Miners in northwestern Canada have discovered ice age camel bones whose DNA is forcing scientists to redraw the family tree of the now-extinct species.
Whether by land or by sea, mammals live in a diverse variety of protective skins adapted against the elements, from swimming in the deepest azure oceans to climbing precipitous mountain peaks.
Rice University scientists are developing strategies to keep germs from evolving resistance to antibiotics by heading them off at the pass.
Their pregnancies are carried by the males but, when it comes to breeding, seahorses have more in common with humans than previously thought, new research from the University of Sydney reveals.
Evolutionary biologist Michael Shapiro and his team from the University of Utah made international headlines in 2013 when they found that a prominent change in pigeon plumage, head crests, could be traced to a mutation in ...
An international team of researchers found that the evolutionary loss of the "altruistic" worker caste in ants is not accompanied by a loss of genes.

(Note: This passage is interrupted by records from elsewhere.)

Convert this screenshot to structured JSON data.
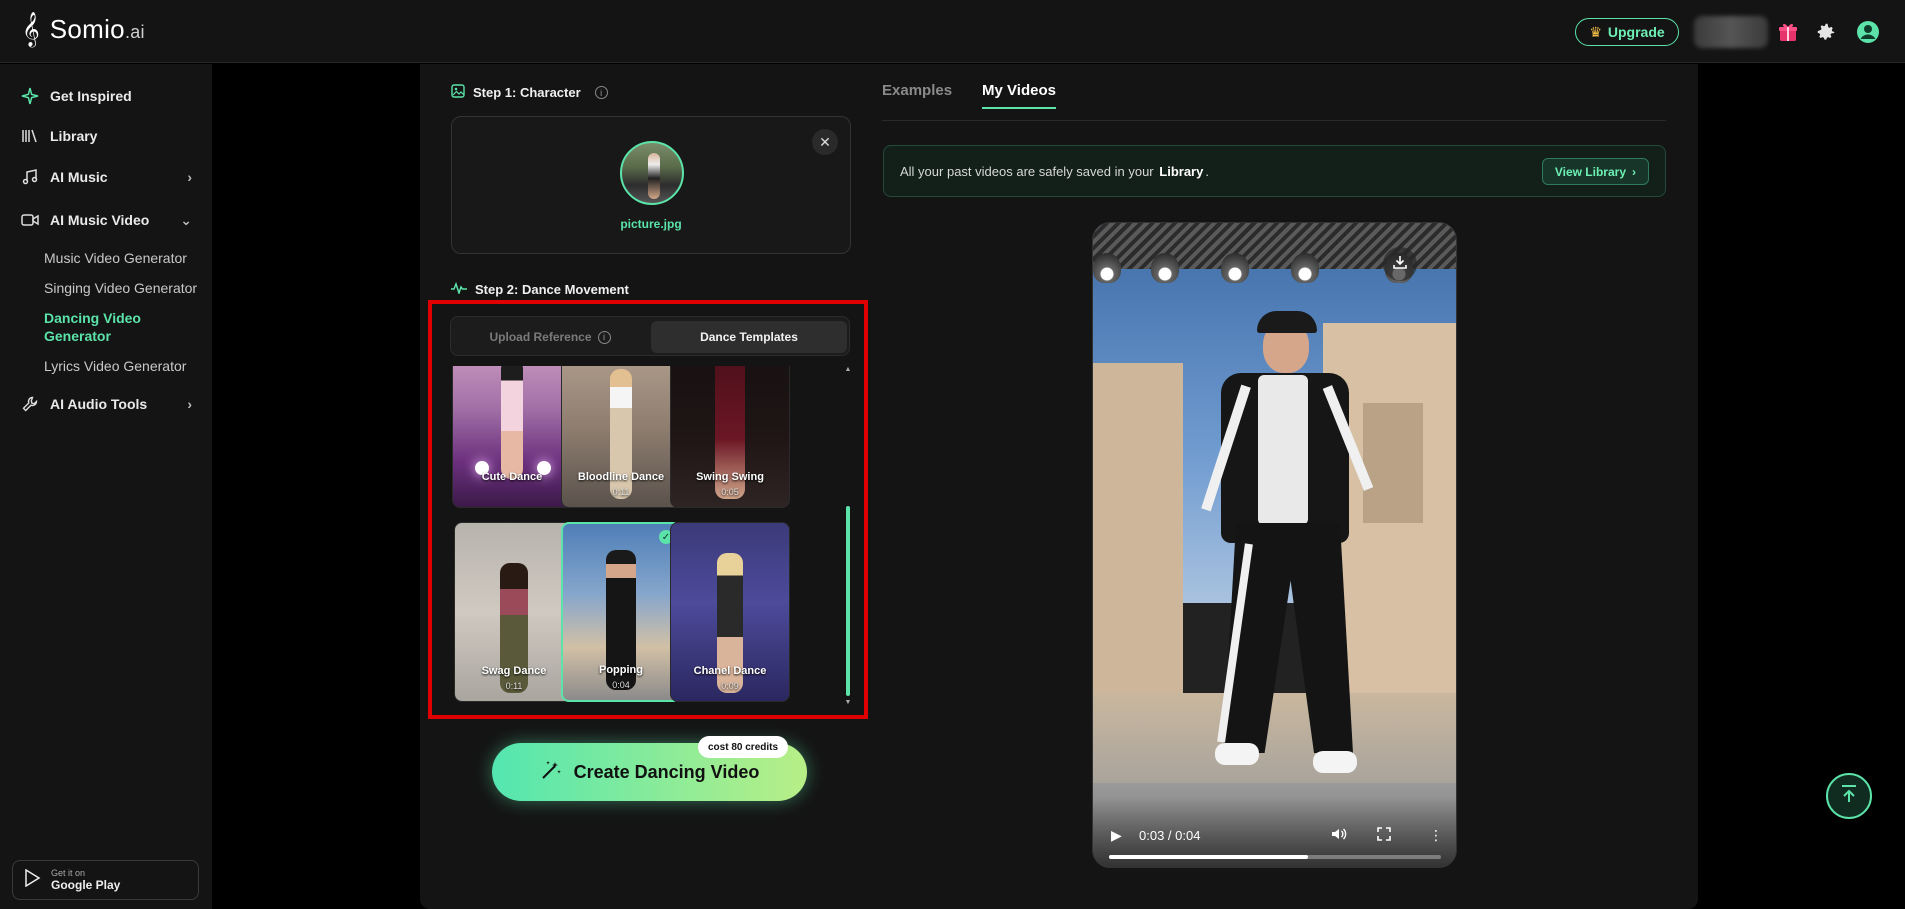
{
  "app": {
    "logo_glyph": "𝄞",
    "name": "Somio",
    "name_suffix": ".ai"
  },
  "header": {
    "upgrade_label": "Upgrade",
    "icons": [
      "gift-icon",
      "gear-icon",
      "user-avatar-icon"
    ]
  },
  "sidebar": {
    "items": [
      {
        "label": "Get Inspired",
        "icon": "sparkle-icon"
      },
      {
        "label": "Library",
        "icon": "library-icon"
      },
      {
        "label": "AI Music",
        "icon": "music-note-icon",
        "expandable": true
      },
      {
        "label": "AI Music Video",
        "icon": "video-camera-icon",
        "expanded": true
      },
      {
        "label": "AI Audio Tools",
        "icon": "wrench-icon",
        "expandable": true
      }
    ],
    "sub_items": [
      {
        "label": "Music Video Generator",
        "active": false
      },
      {
        "label": "Singing Video Generator",
        "active": false
      },
      {
        "label": "Dancing Video Generator",
        "active": true
      },
      {
        "label": "Lyrics Video Generator",
        "active": false
      }
    ],
    "google_play": {
      "small": "Get it on",
      "big": "Google Play"
    },
    "socials": [
      "x-icon",
      "youtube-icon",
      "tiktok-icon",
      "instagram-icon"
    ]
  },
  "step1": {
    "label": "Step 1: Character",
    "file_name": "picture.jpg"
  },
  "step2": {
    "label": "Step 2: Dance Movement",
    "tab_upload": "Upload Reference",
    "tab_templates": "Dance Templates",
    "templates": [
      {
        "name": "Cute Dance",
        "duration": "",
        "selected": false
      },
      {
        "name": "Bloodline Dance",
        "duration": "0:11",
        "selected": false
      },
      {
        "name": "Swing Swing",
        "duration": "0:05",
        "selected": false
      },
      {
        "name": "Swag Dance",
        "duration": "0:11",
        "selected": false
      },
      {
        "name": "Popping",
        "duration": "0:04",
        "selected": true
      },
      {
        "name": "Chanel Dance",
        "duration": "0:09",
        "selected": false
      }
    ]
  },
  "create": {
    "label": "Create Dancing Video",
    "cost": "cost 80 credits"
  },
  "right": {
    "tabs": [
      {
        "label": "Examples",
        "active": false
      },
      {
        "label": "My Videos",
        "active": true
      }
    ],
    "notice_pre": "All your past videos are safely saved in your",
    "notice_bold": "Library",
    "notice_post": ".",
    "view_library": "View Library",
    "video": {
      "timecode": "0:03 / 0:04",
      "progress": 0.6
    }
  }
}
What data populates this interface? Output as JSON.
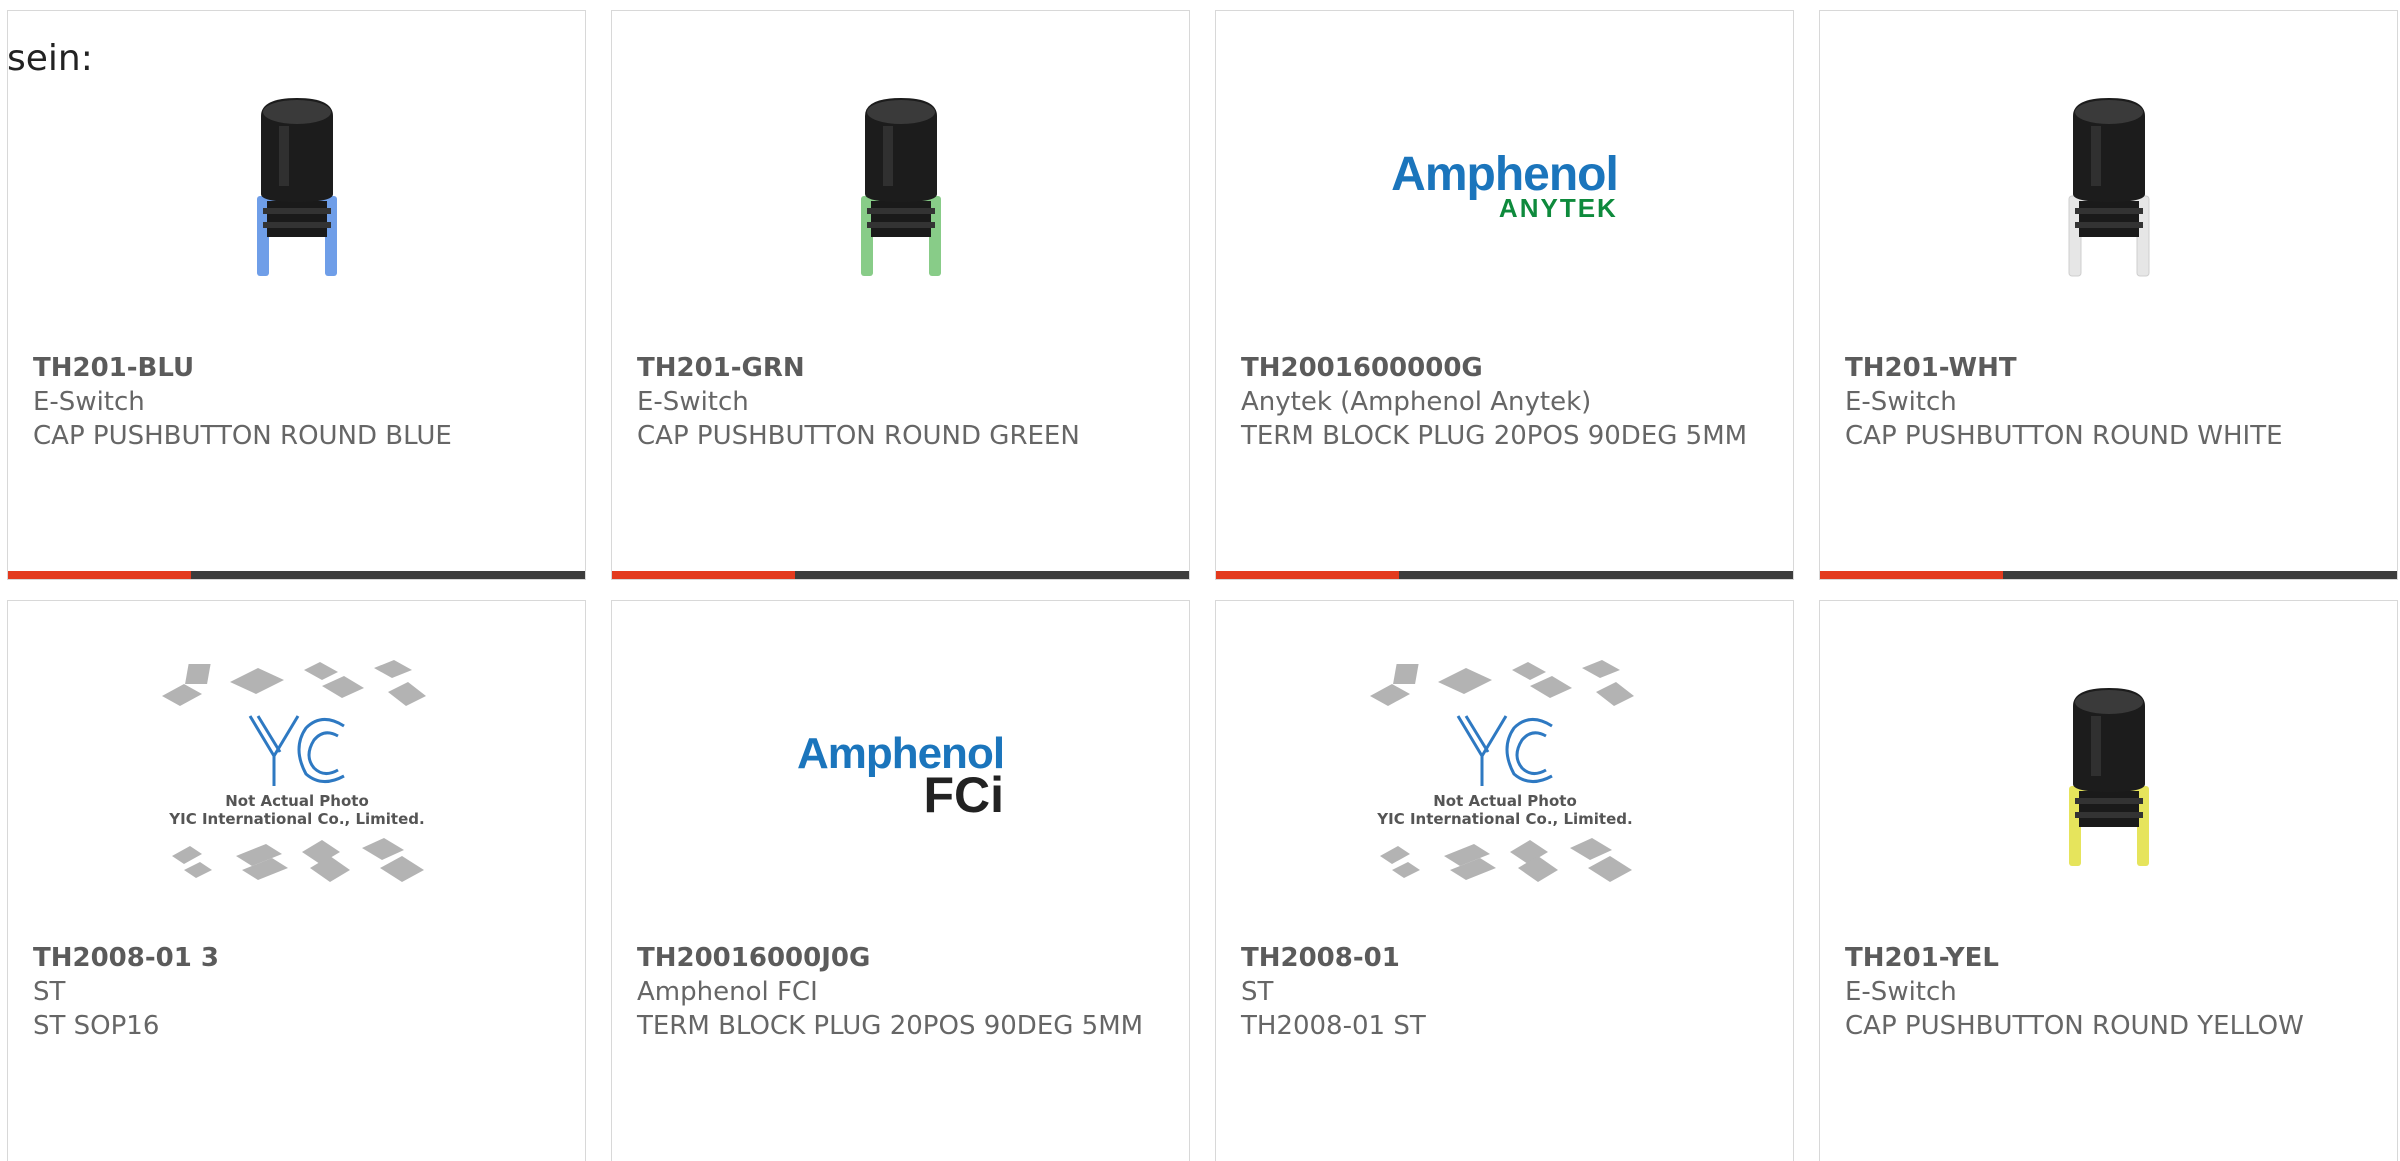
{
  "intro_text": "sein:",
  "products": [
    {
      "part_number": "TH201-BLU",
      "manufacturer": "E-Switch",
      "description": "CAP PUSHBUTTON ROUND BLUE",
      "image": "blue-pushbutton-cap",
      "image_color": "#6f9ee8"
    },
    {
      "part_number": "TH201-GRN",
      "manufacturer": "E-Switch",
      "description": "CAP PUSHBUTTON ROUND GREEN",
      "image": "green-pushbutton-cap",
      "image_color": "#88cc88"
    },
    {
      "part_number": "TH2001600000G",
      "manufacturer": "Anytek (Amphenol Anytek)",
      "description": "TERM BLOCK PLUG 20POS 90DEG 5MM",
      "image": "amphenol-anytek-logo",
      "logo_line1": "Amphenol",
      "logo_line2": "ANYTEK"
    },
    {
      "part_number": "TH201-WHT",
      "manufacturer": "E-Switch",
      "description": "CAP PUSHBUTTON ROUND WHITE",
      "image": "white-pushbutton-cap",
      "image_color": "#e6e6e6"
    },
    {
      "part_number": "TH2008-01 3",
      "manufacturer": "ST",
      "description": "ST SOP16",
      "image": "yic-placeholder",
      "placeholder_line1": "Not Actual Photo",
      "placeholder_line2": "YIC International Co., Limited."
    },
    {
      "part_number": "TH20016000J0G",
      "manufacturer": "Amphenol FCI",
      "description": "TERM BLOCK PLUG 20POS 90DEG 5MM",
      "image": "amphenol-fci-logo",
      "logo_line1": "Amphenol",
      "logo_line2": "FCi"
    },
    {
      "part_number": "TH2008-01",
      "manufacturer": "ST",
      "description": "TH2008-01 ST",
      "image": "yic-placeholder",
      "placeholder_line1": "Not Actual Photo",
      "placeholder_line2": "YIC International Co., Limited."
    },
    {
      "part_number": "TH201-YEL",
      "manufacturer": "E-Switch",
      "description": "CAP PUSHBUTTON ROUND YELLOW",
      "image": "yellow-pushbutton-cap",
      "image_color": "#e6e45c"
    }
  ],
  "colors": {
    "accent": "#e33a1e",
    "bar": "#3c3c3c",
    "border": "#d8d8d8",
    "text": "#666666"
  }
}
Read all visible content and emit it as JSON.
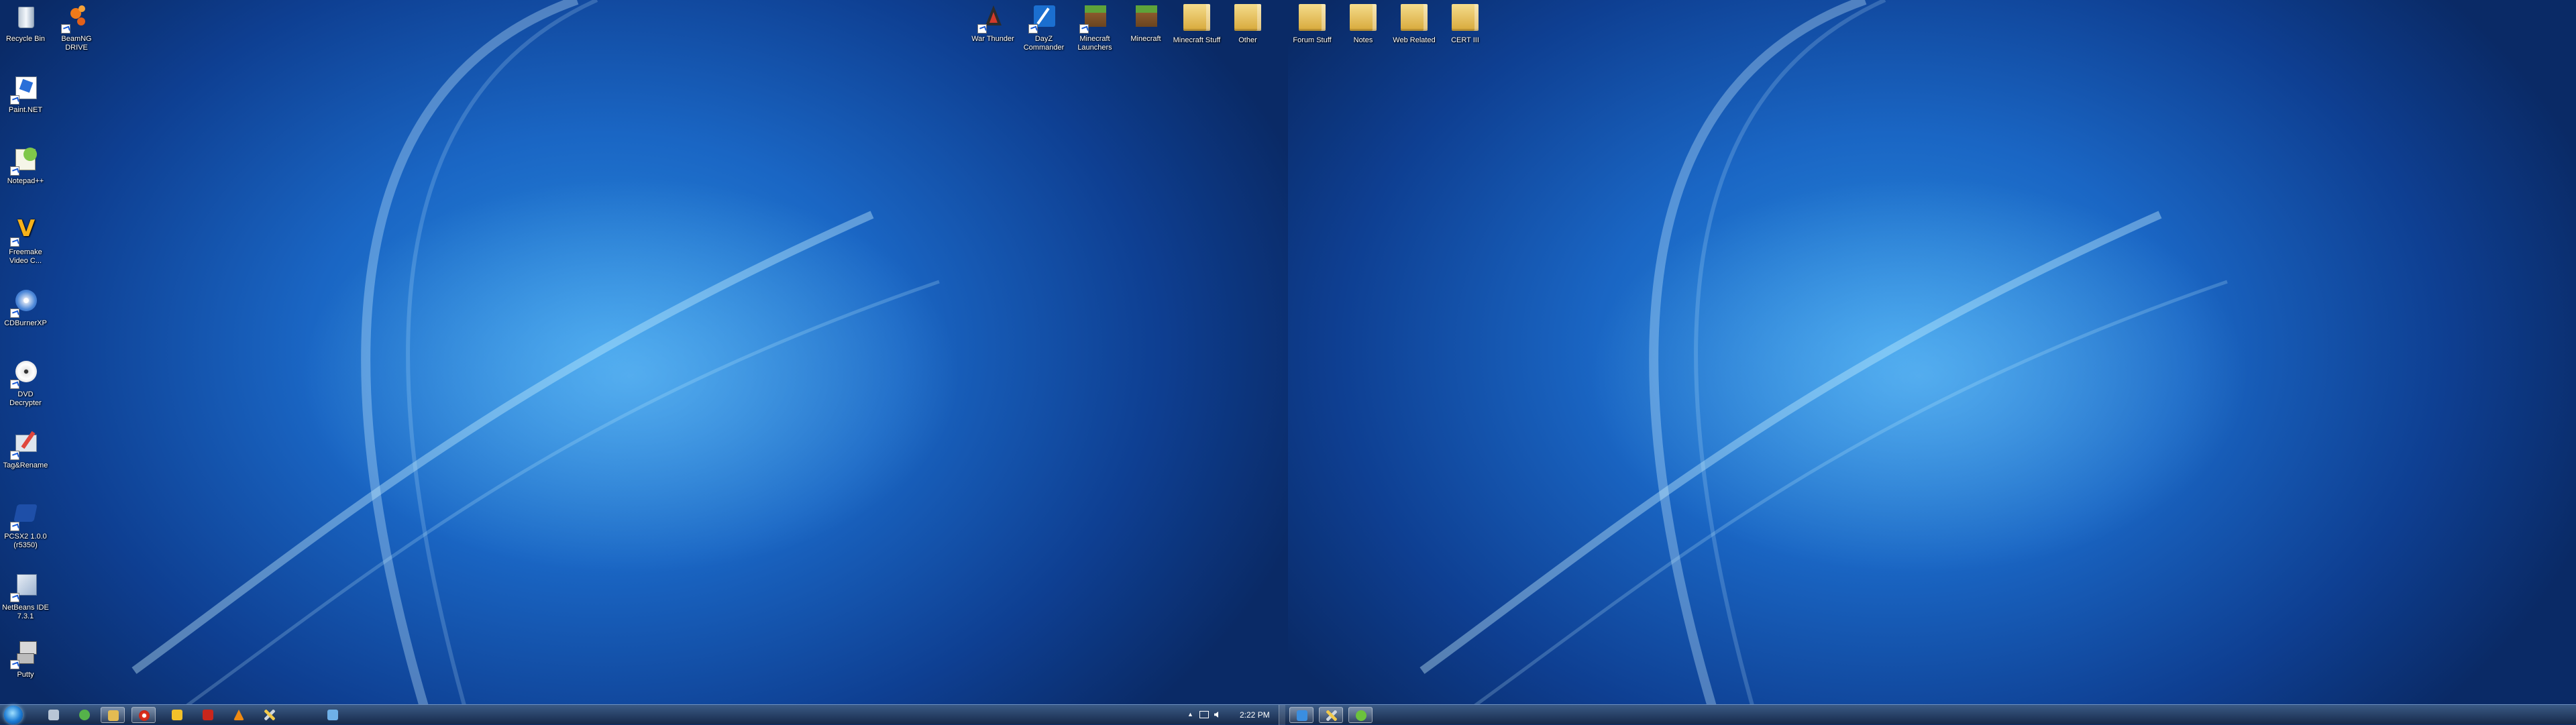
{
  "desktop_left": {
    "column_icons": [
      {
        "label": "Recycle Bin",
        "icon": "recycle-bin-icon"
      },
      {
        "label": "Paint.NET",
        "icon": "paint-net-icon"
      },
      {
        "label": "Notepad++",
        "icon": "notepad-plus-plus-icon"
      },
      {
        "label": "Freemake Video C...",
        "icon": "freemake-icon"
      },
      {
        "label": "CDBurnerXP",
        "icon": "cdburnerxp-icon"
      },
      {
        "label": "DVD Decrypter",
        "icon": "dvd-icon"
      },
      {
        "label": "Tag&Rename",
        "icon": "tag-rename-icon"
      },
      {
        "label": "PCSX2 1.0.0 (r5350)",
        "icon": "pcsx2-icon"
      },
      {
        "label": "NetBeans IDE 7.3.1",
        "icon": "netbeans-icon"
      },
      {
        "label": "Putty",
        "icon": "putty-icon"
      }
    ],
    "beamng": {
      "label": "BeamNG DRIVE",
      "icon": "beamng-icon"
    },
    "top_icons": [
      {
        "label": "War Thunder",
        "icon": "war-thunder-icon"
      },
      {
        "label": "DayZ Commander",
        "icon": "dayz-commander-icon"
      },
      {
        "label": "Minecraft Launchers",
        "icon": "minecraft-icon"
      },
      {
        "label": "Minecraft",
        "icon": "minecraft-icon"
      },
      {
        "label": "Minecraft Stuff",
        "icon": "folder-icon"
      },
      {
        "label": "Other",
        "icon": "folder-icon"
      }
    ]
  },
  "desktop_right": {
    "top_icons": [
      {
        "label": "Forum Stuff",
        "icon": "folder-icon"
      },
      {
        "label": "Notes",
        "icon": "folder-icon"
      },
      {
        "label": "Web Related",
        "icon": "folder-icon"
      },
      {
        "label": "CERT III",
        "icon": "folder-icon"
      }
    ]
  },
  "taskbar_left": {
    "start_icon": "windows-start-icon",
    "buttons": [
      "explorer-icon",
      "chat-icon",
      "folder-icon",
      "browser-icon",
      "note-icon",
      "filezilla-icon",
      "vlc-icon",
      "tools-icon",
      "message-icon"
    ],
    "tray": {
      "chevron": "▲",
      "clock": "2:22 PM"
    }
  },
  "taskbar_right": {
    "buttons": [
      "window-icon",
      "tools-icon",
      "spotify-icon"
    ]
  },
  "colors": {
    "wallpaper": "#1a66c4",
    "taskbar": "#1f3a63",
    "folder": "#e8c25a"
  }
}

What makes head lice different from body lice had scientists scratching their heads as previous genetic studies failed to find any substantial differences between the two types of lice.